- Do not leave your dogs unattended outside. Most canines maintain a core body temperature of 100 to 103 degrees Fahrenheit (37.8 to 39.4 degrees Celcius). It is significantly difficult for dogs to maintain this temperature when it is hot outside.
- Do not keep your dog outside for an extended period. When the sun’s rays concentrate on the roadway for hours, the hot concrete can also burn your dog’s paws.
Understand the signs and symptoms of a dog’s hyperthermia. Heatstroke can be fatal. Here’s how it looks:
- Excessive panting.
- Excessive glazed thirsty eyes.
- Diarrhea with blood.
- Tongue and gums get bright or dark.
- Astonishing pose.
- Unconsciousness due to excessive drooling.
If you think your dog is overheating, take them to the clinic right away. You could save your dog’s life if you act quickly.
Our Top Summer Cuts for Dogs
Hairstyles for Summer
The amount of hair removed is the difference between shaving and trimming. Professional groomers have the skills and experience necessary to determine how much fur should get removed.
Trimming is a must for breeds such as the Poodle, Bichon Frise, and Cocker Spaniel. These breeds have a lot of hair that grows and needs grooming regularly. The bikini, continental, standard puppy, or standard kennel clip are ideal haircuts for dogs like these.
Most groomers refer to general haircuts as puppy clips or kennel clips because dog grooming is personalized.
The kennel clip is most commonly used on poodles, although other dog breeds with similar fur textures can also use it. A scissored topknot and poofy tail pompon trim the face, feet, and tail.
Most dogs were kenneled during the offseason and required a shorter, lower-maintenance route. The kennel cut was born as a result. During the sweltering summer months, the kennel cut is one of the most fabulous haircuts for dogs.

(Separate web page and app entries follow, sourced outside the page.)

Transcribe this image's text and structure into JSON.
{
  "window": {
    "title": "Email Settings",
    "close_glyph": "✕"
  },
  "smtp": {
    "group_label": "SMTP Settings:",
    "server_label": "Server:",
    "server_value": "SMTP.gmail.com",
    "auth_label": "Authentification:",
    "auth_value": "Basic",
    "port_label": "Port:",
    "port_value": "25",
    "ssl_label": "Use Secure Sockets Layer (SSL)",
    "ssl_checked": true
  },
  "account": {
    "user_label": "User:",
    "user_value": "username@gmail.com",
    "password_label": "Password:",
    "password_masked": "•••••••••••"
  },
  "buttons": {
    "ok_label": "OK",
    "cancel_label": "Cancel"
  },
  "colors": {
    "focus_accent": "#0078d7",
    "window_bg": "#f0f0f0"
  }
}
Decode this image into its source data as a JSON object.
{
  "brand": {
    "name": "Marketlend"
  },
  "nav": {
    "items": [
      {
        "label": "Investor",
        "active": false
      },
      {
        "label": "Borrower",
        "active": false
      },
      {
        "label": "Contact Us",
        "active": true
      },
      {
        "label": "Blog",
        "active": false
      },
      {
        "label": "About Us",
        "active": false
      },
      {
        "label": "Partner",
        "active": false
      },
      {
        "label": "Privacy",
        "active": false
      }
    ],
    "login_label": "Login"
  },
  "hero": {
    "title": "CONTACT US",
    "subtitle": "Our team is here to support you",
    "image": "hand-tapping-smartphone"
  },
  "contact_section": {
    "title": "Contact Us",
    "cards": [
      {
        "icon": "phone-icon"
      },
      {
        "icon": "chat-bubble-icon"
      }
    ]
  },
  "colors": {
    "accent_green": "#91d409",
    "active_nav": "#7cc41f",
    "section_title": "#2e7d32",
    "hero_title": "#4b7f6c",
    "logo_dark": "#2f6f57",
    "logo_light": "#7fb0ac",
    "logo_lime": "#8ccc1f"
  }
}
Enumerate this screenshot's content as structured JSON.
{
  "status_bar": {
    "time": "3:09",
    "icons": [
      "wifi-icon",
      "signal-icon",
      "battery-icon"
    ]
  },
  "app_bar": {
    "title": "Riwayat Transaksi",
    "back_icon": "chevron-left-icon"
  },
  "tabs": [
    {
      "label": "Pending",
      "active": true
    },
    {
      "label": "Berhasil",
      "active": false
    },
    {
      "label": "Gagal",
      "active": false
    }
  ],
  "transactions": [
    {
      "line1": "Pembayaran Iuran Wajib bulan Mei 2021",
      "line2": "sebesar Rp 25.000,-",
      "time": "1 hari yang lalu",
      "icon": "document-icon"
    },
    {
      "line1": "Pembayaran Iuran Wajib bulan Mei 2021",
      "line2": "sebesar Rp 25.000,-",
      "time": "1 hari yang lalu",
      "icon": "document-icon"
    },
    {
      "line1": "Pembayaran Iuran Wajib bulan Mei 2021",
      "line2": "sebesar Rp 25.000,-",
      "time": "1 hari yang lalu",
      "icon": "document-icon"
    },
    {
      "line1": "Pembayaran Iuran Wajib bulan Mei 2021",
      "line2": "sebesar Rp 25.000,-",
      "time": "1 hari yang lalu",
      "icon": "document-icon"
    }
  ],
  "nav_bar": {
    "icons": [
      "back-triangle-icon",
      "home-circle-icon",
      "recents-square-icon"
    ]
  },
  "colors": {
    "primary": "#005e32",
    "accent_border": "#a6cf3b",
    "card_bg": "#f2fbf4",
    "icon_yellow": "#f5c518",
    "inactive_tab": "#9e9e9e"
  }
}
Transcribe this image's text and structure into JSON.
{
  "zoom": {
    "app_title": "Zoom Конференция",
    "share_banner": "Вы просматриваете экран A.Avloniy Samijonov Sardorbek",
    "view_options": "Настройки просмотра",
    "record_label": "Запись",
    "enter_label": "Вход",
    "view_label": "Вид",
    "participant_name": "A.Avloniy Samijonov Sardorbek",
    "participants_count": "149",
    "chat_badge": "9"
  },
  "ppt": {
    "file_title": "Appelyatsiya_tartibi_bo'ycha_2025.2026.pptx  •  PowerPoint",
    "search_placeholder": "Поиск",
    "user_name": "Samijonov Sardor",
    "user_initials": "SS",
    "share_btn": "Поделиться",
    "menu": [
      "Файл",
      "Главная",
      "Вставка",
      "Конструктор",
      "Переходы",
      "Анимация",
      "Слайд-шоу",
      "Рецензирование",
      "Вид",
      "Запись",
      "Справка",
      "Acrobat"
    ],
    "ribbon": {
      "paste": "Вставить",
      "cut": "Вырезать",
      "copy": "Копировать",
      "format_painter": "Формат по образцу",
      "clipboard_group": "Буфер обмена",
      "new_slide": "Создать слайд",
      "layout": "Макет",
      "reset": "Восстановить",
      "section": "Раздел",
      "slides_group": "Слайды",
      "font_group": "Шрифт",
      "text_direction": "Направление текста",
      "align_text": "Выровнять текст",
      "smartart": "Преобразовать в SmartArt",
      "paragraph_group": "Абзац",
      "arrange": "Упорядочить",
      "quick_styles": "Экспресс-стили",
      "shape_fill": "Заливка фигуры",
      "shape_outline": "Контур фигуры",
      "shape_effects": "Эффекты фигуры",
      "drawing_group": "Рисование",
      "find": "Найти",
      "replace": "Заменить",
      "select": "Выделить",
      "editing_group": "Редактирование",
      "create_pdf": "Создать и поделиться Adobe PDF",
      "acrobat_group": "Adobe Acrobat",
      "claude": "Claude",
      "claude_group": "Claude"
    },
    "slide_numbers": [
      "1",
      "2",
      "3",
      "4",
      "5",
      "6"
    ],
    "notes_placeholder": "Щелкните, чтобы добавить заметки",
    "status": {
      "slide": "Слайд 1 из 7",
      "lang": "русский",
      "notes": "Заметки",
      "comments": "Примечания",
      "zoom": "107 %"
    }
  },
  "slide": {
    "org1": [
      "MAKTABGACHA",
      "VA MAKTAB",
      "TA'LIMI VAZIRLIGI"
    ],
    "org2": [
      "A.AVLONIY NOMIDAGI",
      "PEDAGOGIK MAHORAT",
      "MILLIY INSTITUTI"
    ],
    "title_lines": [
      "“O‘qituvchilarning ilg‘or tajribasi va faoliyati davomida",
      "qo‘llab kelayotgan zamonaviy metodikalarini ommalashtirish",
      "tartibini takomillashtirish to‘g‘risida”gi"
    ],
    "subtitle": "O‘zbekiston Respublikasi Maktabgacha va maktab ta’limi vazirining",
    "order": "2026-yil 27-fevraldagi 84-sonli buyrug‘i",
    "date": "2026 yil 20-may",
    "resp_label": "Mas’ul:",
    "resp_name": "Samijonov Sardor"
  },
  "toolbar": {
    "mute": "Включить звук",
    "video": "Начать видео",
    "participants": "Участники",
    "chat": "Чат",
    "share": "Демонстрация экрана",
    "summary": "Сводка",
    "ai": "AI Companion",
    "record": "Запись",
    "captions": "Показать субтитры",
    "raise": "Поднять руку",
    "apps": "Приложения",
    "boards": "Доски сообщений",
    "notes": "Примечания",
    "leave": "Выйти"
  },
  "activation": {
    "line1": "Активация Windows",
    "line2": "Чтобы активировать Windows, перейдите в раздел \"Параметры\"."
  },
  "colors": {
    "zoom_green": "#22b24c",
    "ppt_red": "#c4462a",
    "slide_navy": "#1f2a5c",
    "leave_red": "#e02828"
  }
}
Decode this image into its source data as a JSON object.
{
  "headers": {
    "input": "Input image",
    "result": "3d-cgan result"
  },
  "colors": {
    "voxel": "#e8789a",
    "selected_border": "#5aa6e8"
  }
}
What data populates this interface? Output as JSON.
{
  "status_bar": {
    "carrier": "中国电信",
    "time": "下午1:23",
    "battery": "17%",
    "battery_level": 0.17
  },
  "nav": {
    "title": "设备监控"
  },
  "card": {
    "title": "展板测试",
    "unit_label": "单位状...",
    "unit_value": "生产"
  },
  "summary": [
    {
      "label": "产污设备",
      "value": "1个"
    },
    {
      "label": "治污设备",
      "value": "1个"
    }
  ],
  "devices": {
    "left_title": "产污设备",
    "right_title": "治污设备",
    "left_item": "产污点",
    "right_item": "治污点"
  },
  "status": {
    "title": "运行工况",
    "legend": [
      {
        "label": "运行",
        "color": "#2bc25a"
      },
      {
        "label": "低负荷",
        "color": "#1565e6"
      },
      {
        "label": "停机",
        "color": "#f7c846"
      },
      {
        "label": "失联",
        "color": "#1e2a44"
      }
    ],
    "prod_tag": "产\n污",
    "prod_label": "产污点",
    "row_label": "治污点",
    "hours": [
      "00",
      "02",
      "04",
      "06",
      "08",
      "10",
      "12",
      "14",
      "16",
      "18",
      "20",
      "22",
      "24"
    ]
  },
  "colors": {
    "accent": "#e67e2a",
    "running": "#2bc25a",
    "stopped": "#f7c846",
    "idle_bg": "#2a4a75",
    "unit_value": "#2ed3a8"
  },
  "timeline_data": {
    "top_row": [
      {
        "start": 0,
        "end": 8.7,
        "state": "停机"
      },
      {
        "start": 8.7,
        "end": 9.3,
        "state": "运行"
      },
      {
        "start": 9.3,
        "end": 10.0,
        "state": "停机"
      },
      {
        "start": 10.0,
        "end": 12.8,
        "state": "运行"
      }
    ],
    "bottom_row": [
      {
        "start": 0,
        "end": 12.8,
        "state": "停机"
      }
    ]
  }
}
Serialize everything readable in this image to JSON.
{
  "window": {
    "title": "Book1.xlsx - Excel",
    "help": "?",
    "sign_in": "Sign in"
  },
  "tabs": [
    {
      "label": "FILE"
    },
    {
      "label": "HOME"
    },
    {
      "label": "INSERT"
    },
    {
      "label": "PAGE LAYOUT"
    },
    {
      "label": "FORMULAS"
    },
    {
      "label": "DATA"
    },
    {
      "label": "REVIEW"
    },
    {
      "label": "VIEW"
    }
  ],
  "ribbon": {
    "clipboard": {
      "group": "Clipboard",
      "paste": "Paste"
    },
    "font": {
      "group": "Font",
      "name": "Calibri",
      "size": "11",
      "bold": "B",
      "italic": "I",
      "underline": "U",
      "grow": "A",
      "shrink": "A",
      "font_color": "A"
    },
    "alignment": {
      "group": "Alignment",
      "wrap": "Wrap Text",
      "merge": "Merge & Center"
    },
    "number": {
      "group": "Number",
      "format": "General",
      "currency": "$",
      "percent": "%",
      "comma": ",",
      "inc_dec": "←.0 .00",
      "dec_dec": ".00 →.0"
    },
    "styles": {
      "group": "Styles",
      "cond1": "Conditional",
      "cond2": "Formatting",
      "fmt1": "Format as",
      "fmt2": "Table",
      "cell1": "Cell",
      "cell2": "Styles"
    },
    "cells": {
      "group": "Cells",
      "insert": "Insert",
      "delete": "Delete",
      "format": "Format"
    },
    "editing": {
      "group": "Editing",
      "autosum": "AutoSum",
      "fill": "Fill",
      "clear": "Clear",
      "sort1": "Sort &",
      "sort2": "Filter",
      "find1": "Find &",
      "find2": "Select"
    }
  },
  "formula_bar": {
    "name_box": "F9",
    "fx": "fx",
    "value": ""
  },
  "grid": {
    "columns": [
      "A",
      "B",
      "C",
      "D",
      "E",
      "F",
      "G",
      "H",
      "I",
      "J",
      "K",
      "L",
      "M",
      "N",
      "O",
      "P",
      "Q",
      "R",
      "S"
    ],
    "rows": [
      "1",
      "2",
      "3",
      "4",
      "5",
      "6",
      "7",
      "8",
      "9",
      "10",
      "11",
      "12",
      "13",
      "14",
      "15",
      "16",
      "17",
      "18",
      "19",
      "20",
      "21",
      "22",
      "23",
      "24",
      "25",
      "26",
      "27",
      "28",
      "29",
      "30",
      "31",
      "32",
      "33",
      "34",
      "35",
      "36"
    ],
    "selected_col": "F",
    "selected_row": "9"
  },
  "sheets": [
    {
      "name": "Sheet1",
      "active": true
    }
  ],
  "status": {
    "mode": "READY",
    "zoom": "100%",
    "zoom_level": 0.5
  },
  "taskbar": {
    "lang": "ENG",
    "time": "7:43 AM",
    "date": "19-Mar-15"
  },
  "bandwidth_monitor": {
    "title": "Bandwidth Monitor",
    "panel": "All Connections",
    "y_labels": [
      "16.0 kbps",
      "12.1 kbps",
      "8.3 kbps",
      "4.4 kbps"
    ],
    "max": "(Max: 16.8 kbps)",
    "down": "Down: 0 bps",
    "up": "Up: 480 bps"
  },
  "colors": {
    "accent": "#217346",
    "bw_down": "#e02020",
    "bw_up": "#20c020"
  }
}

For example, Schnauzers, Wirehaired Fox Terriers, and West Highland Terriers will require expert trimming to satisfy breed requirements. The harsh wire coat on these canines needs to get removed to meet the show’s aesthetic requirements. In addition, hair threads become wiry after being stripped.
This is perfect for pet owners who want their dog to resemble the breed standard as closely as possible. If your dog isn’t a show dog, you can get them clipped for the summer by their groomer. Clipping the coat softens and silkens the fur. Your vision and your dog’s needs determine the summer cut for dogs.
The Final Say
Contrary to common opinion, shaving your long-haired dog (or cat) will not keep them cooler during the hot summer months.
Unlike humans, dogs and cats do not have an extensive network of blood arteries and sweat glands designed to remove body heat in hot weather. Although dogs’ footpads do include sweat glands, these glands play a minor role in total thermoregulation.
Despite their lack of sweat glands, dogs and cats have an extraordinary capacity to evaporate significant volumes of water from their lungs and airways. As a result, water transports heat away from the body when they pant.
Shaving your dog or cat for the summer can make them more susceptible to sunburn and heat exhaustion/heat stroke. Good air circulation through the hair happens through well-brushed and mat-free coats, which can have a cooling effect in and of itself.
On the other hand, matted, untidy hair coats suffocate air circulation and contribute little to body cooling. Finally, a Golden Retriever summer cut is not advisable, whether in summer or not. You will leave the skin bare, exposing them to many dangers.